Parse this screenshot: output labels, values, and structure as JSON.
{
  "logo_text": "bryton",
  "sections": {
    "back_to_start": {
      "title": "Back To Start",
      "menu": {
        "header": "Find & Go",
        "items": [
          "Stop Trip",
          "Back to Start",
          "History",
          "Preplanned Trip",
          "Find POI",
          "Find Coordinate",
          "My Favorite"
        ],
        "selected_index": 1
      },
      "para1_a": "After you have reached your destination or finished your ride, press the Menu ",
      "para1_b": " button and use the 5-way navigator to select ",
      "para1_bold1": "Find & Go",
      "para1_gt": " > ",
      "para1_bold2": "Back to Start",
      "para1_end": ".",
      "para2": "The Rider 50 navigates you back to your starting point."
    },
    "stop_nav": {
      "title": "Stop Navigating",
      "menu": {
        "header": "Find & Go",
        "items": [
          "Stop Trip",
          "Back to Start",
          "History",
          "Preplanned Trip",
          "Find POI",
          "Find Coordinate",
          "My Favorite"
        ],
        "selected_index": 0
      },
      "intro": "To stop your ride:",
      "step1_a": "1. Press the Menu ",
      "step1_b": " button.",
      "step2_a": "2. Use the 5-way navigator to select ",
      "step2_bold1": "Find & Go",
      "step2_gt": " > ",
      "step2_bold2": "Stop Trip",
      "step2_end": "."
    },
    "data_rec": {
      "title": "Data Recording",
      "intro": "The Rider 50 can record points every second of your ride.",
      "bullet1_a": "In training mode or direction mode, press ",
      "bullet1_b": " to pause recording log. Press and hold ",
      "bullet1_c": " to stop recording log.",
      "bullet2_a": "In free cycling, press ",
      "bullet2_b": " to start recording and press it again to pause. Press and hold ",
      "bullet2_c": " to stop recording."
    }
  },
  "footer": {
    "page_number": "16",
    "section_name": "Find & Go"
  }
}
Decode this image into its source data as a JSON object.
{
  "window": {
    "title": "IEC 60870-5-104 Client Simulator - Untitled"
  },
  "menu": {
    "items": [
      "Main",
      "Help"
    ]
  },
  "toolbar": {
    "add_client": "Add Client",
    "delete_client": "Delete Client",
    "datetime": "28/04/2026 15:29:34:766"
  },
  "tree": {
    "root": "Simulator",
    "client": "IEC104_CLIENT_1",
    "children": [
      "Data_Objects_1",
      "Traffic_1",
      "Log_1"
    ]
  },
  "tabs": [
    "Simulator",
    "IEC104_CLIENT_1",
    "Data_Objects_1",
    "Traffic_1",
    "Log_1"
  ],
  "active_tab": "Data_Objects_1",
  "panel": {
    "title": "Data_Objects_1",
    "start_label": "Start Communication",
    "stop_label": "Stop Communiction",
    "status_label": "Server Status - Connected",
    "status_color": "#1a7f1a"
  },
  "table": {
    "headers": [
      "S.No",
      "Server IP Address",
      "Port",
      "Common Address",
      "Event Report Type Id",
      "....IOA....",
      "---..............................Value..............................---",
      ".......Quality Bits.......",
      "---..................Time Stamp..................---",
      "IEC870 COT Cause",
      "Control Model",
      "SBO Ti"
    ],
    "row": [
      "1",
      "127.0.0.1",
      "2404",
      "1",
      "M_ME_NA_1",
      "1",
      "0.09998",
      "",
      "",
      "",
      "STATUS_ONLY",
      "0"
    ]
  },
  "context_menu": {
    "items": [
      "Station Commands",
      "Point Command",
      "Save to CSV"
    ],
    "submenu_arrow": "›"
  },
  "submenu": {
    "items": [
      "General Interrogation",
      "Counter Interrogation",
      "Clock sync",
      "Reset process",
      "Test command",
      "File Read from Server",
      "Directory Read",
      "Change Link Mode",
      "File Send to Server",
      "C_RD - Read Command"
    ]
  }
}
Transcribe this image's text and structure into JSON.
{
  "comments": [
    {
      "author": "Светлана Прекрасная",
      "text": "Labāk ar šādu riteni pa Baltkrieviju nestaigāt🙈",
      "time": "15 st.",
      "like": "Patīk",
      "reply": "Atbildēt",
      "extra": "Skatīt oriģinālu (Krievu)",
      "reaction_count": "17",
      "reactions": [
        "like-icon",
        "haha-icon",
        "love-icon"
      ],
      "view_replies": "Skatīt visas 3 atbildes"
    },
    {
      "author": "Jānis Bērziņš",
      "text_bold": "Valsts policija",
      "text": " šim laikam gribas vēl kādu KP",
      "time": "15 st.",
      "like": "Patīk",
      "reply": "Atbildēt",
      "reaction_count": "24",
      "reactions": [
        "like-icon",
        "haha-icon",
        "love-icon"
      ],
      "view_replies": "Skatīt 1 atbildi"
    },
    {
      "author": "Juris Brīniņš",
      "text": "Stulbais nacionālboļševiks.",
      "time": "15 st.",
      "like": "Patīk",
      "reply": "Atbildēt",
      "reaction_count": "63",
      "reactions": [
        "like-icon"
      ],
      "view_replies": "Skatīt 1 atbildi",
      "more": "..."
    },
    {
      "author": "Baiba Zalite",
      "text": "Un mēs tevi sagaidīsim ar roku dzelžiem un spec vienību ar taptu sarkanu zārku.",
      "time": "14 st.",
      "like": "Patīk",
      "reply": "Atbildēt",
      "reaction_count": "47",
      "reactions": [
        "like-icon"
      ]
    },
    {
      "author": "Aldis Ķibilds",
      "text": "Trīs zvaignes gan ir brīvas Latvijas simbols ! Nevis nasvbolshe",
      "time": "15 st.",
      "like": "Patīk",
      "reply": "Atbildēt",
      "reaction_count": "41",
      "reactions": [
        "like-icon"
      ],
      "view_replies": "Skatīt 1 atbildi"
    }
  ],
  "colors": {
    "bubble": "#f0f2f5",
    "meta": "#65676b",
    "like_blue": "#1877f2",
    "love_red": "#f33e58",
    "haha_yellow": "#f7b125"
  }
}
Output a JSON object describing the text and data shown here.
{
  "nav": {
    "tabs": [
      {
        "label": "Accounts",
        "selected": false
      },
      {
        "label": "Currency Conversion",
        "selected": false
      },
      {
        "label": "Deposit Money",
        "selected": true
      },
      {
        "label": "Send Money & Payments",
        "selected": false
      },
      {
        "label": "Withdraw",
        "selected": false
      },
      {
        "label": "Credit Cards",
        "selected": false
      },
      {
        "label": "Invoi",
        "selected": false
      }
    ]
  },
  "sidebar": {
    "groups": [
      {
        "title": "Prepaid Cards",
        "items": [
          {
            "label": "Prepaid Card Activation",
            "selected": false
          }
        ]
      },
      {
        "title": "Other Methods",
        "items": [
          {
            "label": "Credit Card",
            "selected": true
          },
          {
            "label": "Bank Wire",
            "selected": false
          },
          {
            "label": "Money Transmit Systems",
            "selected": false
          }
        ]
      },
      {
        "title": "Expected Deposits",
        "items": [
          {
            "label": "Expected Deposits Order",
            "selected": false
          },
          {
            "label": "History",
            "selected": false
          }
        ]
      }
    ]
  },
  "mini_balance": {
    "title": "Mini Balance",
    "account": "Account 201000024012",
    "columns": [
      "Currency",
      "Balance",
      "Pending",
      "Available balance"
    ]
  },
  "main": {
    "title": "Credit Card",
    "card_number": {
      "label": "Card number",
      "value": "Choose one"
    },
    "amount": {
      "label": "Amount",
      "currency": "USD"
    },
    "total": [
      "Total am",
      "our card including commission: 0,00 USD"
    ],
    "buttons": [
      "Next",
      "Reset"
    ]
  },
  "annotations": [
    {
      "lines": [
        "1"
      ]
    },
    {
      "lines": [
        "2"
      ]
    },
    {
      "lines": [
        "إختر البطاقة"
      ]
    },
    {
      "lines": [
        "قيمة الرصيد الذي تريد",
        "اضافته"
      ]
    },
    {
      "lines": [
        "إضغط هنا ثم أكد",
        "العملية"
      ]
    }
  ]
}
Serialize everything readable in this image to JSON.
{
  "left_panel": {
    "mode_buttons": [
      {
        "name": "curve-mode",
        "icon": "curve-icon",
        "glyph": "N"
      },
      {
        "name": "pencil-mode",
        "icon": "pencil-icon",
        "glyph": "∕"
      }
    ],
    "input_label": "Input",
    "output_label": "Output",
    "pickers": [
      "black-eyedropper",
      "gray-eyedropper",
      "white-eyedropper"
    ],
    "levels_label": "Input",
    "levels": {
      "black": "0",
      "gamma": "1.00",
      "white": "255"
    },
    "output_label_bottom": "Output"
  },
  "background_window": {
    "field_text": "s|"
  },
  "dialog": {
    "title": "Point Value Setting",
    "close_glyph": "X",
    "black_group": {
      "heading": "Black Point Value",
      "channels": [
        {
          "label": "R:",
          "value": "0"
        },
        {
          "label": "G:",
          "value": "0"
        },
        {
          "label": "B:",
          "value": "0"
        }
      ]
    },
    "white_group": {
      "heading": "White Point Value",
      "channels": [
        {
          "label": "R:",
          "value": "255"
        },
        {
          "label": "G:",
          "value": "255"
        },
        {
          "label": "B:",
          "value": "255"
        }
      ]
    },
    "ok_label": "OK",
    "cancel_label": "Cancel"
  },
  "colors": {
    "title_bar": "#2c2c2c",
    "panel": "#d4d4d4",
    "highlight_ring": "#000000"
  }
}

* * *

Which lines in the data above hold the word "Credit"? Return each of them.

        "label": "Credit Cards",
            "label": "Credit Card",
    "title": "Credit Card",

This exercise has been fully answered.